Another beneficial effect of a whole grain diet is a lower risk of fatty liver, although the underlying mechanisms remain unknown [102]. Nonalcoholic hepatosteatosis is closely associated with insulin resistance and the promotion of impaired glucose tolerance [103]. In vivo studies in mice demonstrated the significant ARs-dependent suppression of hepatic triglyceride accumulation induced by fat-rich diet, although neither the concentrations of circulating free fatty acids, nor the mRNA expression of both lipogenic- and β-oxidation-related genes were affected [46]. Besides, ARs were shown to increase the fecal excretion of total lipids and cholesterol and to significantly reduce the amounts of fecal bile acids, although the effect was strong only in conditions of elevated hepatic bile secretion. These findings suggest that the increased fecal cholesterol excretion was independent of the increased excretion of fecal bile acids and most likely linked to the ability of ARs as hydrophobic compounds, to reduce the capacity to carry micellar lipids by binding bile acids and suppressing intestinal cholesterol absorption, although the precise mechanism remains to be clarified [46].

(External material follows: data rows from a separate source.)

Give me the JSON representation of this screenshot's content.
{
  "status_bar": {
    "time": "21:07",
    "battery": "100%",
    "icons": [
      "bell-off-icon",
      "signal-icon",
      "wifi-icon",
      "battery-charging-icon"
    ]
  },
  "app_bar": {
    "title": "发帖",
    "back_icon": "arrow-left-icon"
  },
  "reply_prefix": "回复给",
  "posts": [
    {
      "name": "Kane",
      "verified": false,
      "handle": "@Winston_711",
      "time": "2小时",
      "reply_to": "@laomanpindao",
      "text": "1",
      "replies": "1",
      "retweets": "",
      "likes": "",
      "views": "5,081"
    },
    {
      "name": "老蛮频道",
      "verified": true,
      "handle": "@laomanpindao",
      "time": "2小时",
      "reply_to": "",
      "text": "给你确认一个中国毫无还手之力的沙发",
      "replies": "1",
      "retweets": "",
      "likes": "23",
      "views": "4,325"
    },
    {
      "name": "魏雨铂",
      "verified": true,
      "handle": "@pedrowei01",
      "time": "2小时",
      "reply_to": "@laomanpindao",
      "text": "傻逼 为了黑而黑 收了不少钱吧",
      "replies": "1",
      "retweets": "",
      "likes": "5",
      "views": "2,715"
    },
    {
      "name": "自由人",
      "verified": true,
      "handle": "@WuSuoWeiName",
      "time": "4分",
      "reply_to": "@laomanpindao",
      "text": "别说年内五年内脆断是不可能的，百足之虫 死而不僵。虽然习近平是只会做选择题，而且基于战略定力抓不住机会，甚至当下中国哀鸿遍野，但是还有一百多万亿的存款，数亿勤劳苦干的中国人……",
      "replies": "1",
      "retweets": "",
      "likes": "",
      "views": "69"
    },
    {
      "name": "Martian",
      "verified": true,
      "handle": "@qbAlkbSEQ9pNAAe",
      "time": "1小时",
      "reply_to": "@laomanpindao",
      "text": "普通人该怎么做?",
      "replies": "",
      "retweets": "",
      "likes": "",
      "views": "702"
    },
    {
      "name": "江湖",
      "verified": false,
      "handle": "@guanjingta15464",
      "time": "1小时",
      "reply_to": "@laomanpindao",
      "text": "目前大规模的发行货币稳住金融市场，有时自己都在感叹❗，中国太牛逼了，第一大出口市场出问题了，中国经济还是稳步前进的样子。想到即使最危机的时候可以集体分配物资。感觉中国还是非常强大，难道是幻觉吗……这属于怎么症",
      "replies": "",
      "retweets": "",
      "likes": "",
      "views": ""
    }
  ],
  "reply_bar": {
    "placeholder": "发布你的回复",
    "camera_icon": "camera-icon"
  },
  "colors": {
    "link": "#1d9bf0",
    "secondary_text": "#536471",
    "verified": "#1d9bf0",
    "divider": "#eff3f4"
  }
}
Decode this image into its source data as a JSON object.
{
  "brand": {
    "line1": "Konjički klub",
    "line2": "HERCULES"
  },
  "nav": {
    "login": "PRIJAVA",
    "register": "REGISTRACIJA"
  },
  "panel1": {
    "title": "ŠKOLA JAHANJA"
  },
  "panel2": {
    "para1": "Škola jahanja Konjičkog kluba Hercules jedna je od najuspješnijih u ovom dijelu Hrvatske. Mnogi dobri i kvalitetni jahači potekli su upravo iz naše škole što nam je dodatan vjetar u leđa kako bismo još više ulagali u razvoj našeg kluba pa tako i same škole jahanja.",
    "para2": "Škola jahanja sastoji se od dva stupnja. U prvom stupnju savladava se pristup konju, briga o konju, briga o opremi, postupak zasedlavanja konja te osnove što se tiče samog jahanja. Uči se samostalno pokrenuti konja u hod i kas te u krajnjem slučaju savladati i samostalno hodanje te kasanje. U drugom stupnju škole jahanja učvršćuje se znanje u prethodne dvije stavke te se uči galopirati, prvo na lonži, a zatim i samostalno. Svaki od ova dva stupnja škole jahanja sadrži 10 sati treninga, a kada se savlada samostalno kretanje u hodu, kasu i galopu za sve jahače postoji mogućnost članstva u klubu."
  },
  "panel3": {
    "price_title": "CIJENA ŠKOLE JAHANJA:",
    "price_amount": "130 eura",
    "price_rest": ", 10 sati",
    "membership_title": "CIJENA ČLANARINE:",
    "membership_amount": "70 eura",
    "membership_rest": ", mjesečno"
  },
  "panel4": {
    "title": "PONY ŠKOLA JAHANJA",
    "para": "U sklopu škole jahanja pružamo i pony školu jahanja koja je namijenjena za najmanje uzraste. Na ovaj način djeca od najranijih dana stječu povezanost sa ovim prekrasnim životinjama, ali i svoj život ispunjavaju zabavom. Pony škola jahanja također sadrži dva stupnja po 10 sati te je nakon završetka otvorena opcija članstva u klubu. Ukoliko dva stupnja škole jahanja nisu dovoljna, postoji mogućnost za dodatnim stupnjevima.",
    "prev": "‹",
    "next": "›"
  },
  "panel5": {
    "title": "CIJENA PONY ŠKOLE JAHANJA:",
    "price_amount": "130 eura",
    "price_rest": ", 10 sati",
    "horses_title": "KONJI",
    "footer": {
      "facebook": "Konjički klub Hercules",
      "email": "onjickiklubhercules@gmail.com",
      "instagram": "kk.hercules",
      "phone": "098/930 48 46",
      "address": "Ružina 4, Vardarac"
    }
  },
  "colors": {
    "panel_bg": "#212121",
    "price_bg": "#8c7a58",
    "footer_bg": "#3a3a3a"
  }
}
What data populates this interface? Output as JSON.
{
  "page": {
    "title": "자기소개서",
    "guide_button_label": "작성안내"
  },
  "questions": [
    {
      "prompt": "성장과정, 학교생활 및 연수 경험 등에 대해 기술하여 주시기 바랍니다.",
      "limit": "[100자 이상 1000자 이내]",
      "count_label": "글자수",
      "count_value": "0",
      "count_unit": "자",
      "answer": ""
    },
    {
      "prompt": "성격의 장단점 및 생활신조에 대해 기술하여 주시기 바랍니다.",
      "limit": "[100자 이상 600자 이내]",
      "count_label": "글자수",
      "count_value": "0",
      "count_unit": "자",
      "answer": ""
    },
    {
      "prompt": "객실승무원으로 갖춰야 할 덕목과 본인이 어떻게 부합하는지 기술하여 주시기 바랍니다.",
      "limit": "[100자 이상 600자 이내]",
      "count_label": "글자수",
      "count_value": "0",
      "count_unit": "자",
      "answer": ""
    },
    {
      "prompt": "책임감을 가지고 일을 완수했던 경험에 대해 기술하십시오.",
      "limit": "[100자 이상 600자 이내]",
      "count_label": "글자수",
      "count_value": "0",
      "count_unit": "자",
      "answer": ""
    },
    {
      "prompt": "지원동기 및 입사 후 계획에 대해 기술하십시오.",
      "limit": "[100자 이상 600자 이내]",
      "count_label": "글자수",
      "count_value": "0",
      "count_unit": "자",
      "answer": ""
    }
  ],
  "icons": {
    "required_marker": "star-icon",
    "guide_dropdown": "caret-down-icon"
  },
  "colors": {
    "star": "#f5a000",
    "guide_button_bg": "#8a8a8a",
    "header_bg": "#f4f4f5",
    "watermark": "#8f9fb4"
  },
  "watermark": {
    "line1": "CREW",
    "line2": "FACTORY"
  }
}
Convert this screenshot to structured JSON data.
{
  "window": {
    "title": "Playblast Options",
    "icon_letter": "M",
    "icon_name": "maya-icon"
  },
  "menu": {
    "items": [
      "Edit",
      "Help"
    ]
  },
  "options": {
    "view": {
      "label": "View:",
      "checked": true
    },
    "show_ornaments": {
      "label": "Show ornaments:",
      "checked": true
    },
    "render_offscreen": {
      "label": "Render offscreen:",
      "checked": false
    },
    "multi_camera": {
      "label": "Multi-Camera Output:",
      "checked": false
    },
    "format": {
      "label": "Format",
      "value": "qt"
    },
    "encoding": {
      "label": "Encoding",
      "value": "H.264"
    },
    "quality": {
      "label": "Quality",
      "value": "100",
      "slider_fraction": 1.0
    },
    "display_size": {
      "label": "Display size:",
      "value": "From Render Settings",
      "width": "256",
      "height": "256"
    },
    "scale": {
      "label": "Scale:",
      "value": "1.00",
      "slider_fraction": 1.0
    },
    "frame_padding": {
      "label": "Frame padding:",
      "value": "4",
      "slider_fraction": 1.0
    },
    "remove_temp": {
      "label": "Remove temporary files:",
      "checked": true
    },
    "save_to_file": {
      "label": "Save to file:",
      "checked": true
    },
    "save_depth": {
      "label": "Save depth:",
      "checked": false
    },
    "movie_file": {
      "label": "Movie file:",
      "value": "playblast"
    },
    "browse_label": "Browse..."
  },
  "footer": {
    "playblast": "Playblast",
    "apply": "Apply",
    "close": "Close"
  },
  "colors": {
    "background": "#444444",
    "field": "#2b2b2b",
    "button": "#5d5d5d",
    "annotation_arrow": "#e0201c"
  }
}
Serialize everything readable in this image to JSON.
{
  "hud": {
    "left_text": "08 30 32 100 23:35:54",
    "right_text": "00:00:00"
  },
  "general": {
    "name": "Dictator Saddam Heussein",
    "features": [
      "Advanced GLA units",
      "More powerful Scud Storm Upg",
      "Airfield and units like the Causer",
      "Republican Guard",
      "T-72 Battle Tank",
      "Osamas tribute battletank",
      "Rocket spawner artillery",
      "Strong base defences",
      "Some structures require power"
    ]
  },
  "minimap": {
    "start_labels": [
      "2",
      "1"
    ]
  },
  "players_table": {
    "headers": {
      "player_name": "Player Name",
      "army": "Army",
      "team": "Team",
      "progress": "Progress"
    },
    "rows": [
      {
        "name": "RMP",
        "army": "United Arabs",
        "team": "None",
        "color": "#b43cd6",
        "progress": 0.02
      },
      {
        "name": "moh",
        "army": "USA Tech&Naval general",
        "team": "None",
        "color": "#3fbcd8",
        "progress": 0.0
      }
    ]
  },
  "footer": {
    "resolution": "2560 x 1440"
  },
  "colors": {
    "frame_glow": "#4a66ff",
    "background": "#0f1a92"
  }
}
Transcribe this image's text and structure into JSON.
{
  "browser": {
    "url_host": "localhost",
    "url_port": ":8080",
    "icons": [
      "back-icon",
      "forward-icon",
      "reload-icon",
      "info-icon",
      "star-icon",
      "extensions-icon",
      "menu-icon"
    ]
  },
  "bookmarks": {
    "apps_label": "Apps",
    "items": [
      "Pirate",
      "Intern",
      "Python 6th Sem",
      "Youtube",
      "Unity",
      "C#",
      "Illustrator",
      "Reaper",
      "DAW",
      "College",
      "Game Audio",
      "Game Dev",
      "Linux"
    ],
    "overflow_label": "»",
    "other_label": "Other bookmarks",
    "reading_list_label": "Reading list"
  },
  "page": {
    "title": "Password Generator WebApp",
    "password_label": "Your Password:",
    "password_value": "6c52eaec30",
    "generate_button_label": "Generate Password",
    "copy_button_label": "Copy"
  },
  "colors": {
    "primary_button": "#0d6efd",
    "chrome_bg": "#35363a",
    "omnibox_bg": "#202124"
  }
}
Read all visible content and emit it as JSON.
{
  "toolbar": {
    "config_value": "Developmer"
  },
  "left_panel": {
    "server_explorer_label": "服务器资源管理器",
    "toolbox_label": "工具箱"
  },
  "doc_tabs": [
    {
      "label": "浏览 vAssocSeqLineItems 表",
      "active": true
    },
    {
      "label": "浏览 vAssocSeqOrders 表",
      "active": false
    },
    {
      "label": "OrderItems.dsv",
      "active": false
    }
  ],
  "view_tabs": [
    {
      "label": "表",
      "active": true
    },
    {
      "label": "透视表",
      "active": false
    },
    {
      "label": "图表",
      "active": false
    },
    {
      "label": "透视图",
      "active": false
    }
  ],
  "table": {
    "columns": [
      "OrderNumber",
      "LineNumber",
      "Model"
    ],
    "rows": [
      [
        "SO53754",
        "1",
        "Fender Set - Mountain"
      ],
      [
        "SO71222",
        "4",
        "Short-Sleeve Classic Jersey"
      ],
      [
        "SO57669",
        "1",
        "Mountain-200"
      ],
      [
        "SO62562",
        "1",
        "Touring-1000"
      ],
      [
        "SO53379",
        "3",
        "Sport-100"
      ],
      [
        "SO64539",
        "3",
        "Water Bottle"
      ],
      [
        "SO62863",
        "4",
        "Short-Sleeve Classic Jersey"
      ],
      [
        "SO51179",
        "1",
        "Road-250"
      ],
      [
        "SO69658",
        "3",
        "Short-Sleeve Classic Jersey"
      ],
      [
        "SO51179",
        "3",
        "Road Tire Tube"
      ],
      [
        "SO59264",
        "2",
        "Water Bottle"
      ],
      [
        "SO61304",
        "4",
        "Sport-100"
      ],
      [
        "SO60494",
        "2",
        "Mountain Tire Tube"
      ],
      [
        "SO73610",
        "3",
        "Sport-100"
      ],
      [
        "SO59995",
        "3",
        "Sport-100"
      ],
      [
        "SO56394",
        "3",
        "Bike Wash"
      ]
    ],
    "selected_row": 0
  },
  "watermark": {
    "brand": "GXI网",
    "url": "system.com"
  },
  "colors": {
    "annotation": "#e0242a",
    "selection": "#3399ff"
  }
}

6. Conclusions

This systematic review is aimed at the summary of the beneficial effects of ARs on human health. Plenty of evidence indicating diverse ARs bioactivities has been accumulated in recent years (Figure 5).

In vivo and in vitro studies, as well as epidemiological investigations, have shown that ARs can affect many physiological and pathological processes related to the immune system, metabolic regulation, cell signaling, and gene expression regulation. Currently, ARs are used as biomarkers of whole grain wheat and rye product consumption and are proposed to be utilized as adjuvant anticancer and antimicrobial therapeutic agents. Due to ARs ability to take on the role of autoregulators of microbial activity, further investigations concerning their role in «gut microbiome-host organism» interactions are needed.

There are some observations concerning ARs neuroprotective, muscle-protective, and metabolic improving effects. Strong evidence was received about the positive influence of a whole grain diet and increased levels of ARs on human metabolic health.

High plasma concentrations of ARs are proved to be associated with the reduced risk of colon, prostate, and breast cancers. Numerous in vitro studies report the highly cytotoxic properties of high concentrations of ARs for certain types of cancer, particularly, human colon, breast, lung, central nervous, ovarian, cervical, and prostate tumors, and hepatocarcinoma cancer cell lines. Furthermore, the phenolic ring and alkyl chain as structural components of ARs are important for the inhibition of human cancer cell proliferation, although the exact mechanisms of the toxicity are not clear to date.

There are some hypothesized molecular mechanisms of ARs action as bioregulators, including their ability to affect all enzyme-regulated processes in cells, suppress lipolysis in adipocytes, cause genotoxicity, insert into the membranes of erythrocytes, and exert indirect antioxidant capacity.

The characterization of ARs properties provides further support for public health recommendations emphasizing diets rich in whole grains as potentially preventive against metabolic, immune, oncological, and other chronic diseases.

Conflicts of Interest

The authors declare that they have no conflicts of interest.